Problem to work on: Output each entry verbatim. Leave the images out.

▽

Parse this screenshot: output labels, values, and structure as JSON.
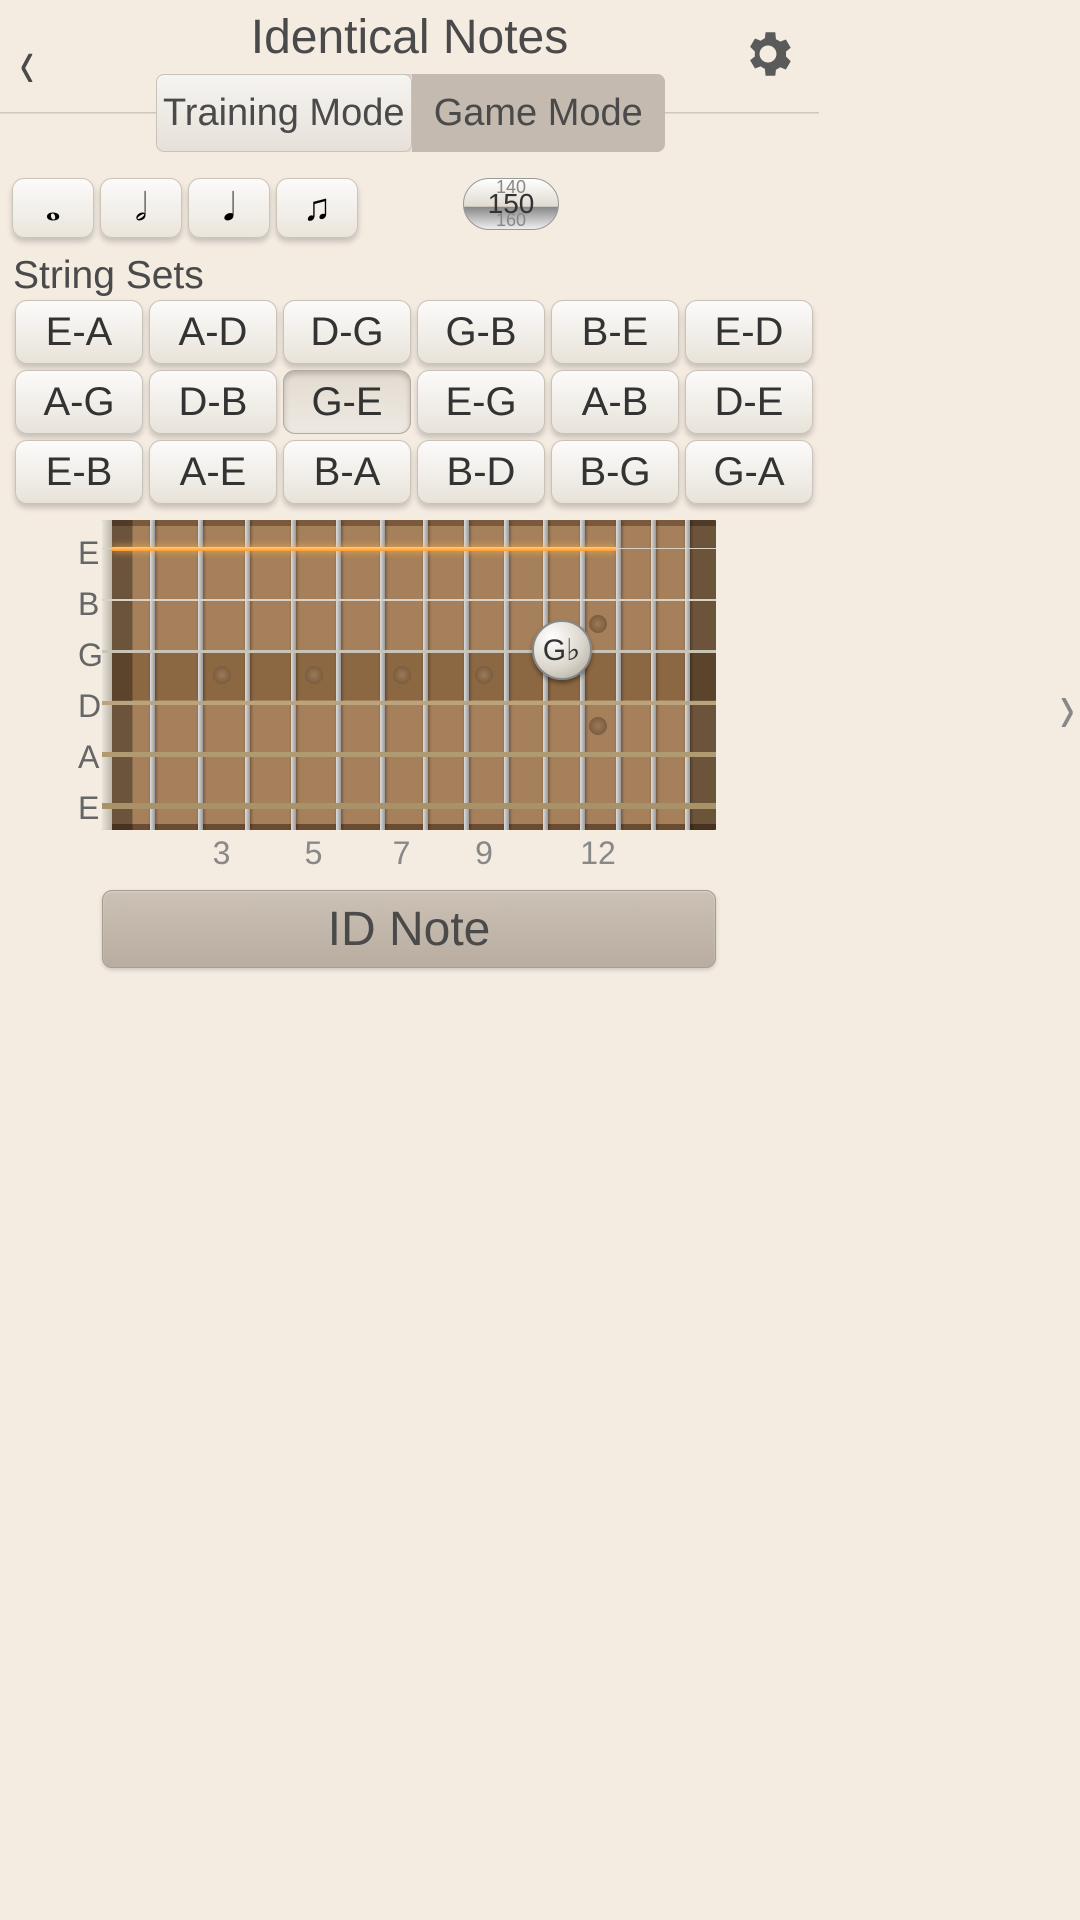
{
  "header": {
    "title": "Identical Notes",
    "back_glyph": "‹",
    "gear_name": "settings-gear-icon"
  },
  "modes": {
    "training": "Training Mode",
    "game": "Game Mode",
    "active": "training"
  },
  "note_values": [
    {
      "glyph": "𝅝",
      "name": "whole-note"
    },
    {
      "glyph": "𝅗𝅥",
      "name": "half-note"
    },
    {
      "glyph": "𝅘𝅥",
      "name": "quarter-note"
    },
    {
      "glyph": "♫",
      "name": "eighth-notes"
    }
  ],
  "tempo": {
    "prev": "140",
    "value": "150",
    "next": "160"
  },
  "string_sets": {
    "label": "String Sets",
    "items": [
      "E-A",
      "A-D",
      "D-G",
      "G-B",
      "B-E",
      "E-D",
      "A-G",
      "D-B",
      "G-E",
      "E-G",
      "A-B",
      "D-E",
      "E-B",
      "A-E",
      "B-A",
      "B-D",
      "B-G",
      "G-A"
    ],
    "selected_index": 8
  },
  "fretboard": {
    "string_labels": [
      "E",
      "B",
      "G",
      "D",
      "A",
      "E"
    ],
    "fret_numbers": [
      "3",
      "5",
      "7",
      "9",
      "12"
    ],
    "marker_label": "G♭",
    "highlight_string": "E-high"
  },
  "action": {
    "id_note": "ID Note"
  },
  "next_glyph": "›"
}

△

Response to this exercise:
Parse this screenshot: output labels, values, and structure as JSON.
{
  "header": {
    "title": "Identical Notes",
    "back_glyph": "‹",
    "gear_name": "settings-gear-icon"
  },
  "modes": {
    "training": "Training Mode",
    "game": "Game Mode",
    "active": "training"
  },
  "note_values": [
    {
      "glyph": "𝅝",
      "name": "whole-note"
    },
    {
      "glyph": "𝅗𝅥",
      "name": "half-note"
    },
    {
      "glyph": "𝅘𝅥",
      "name": "quarter-note"
    },
    {
      "glyph": "♫",
      "name": "eighth-notes"
    }
  ],
  "tempo": {
    "prev": "140",
    "value": "150",
    "next": "160"
  },
  "string_sets": {
    "label": "String Sets",
    "items": [
      "E-A",
      "A-D",
      "D-G",
      "G-B",
      "B-E",
      "E-D",
      "A-G",
      "D-B",
      "G-E",
      "E-G",
      "A-B",
      "D-E",
      "E-B",
      "A-E",
      "B-A",
      "B-D",
      "B-G",
      "G-A"
    ],
    "selected_index": 8
  },
  "fretboard": {
    "string_labels": [
      "E",
      "B",
      "G",
      "D",
      "A",
      "E"
    ],
    "fret_numbers": [
      "3",
      "5",
      "7",
      "9",
      "12"
    ],
    "marker_label": "G♭",
    "highlight_string": "E-high"
  },
  "action": {
    "id_note": "ID Note"
  },
  "next_glyph": "›"
}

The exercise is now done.